Items from an interface collection
_ _ _ _

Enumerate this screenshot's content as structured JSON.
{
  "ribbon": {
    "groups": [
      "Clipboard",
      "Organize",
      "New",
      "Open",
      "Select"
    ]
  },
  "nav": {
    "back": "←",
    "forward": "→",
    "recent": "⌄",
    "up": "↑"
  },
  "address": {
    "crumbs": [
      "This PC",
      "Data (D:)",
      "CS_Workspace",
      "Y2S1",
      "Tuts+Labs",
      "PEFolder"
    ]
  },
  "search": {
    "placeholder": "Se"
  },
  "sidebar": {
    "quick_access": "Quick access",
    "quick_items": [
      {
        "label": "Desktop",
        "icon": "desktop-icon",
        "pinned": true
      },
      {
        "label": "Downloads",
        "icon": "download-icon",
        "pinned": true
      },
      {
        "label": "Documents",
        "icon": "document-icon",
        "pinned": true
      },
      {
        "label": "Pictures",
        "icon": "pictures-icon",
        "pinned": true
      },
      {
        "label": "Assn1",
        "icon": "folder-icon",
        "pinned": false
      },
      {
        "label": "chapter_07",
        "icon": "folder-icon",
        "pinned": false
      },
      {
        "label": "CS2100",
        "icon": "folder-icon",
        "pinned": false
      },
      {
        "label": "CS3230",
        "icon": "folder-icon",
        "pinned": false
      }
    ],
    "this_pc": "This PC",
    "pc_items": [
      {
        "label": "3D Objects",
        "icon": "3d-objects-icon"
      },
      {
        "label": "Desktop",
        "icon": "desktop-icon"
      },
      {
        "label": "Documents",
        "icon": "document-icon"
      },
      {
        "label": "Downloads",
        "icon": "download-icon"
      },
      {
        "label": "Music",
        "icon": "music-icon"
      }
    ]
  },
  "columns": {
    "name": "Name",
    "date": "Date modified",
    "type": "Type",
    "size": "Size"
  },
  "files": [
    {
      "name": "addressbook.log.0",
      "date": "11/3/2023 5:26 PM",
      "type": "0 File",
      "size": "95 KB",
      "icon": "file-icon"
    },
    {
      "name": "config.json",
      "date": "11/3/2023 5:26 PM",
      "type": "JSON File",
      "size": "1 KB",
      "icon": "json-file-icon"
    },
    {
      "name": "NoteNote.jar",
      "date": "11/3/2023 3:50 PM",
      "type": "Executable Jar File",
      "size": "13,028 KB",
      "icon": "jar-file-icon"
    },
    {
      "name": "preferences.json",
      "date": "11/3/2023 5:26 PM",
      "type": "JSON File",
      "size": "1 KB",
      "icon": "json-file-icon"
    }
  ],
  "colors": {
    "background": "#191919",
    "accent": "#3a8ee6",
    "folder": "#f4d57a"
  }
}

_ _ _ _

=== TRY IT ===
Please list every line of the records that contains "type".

=== RESPONSE TO THIS EXERCISE ===
    "type": "Type",
      "type": "0 File",
      "type": "JSON File",
      "type": "Executable Jar File",
      "type": "JSON File",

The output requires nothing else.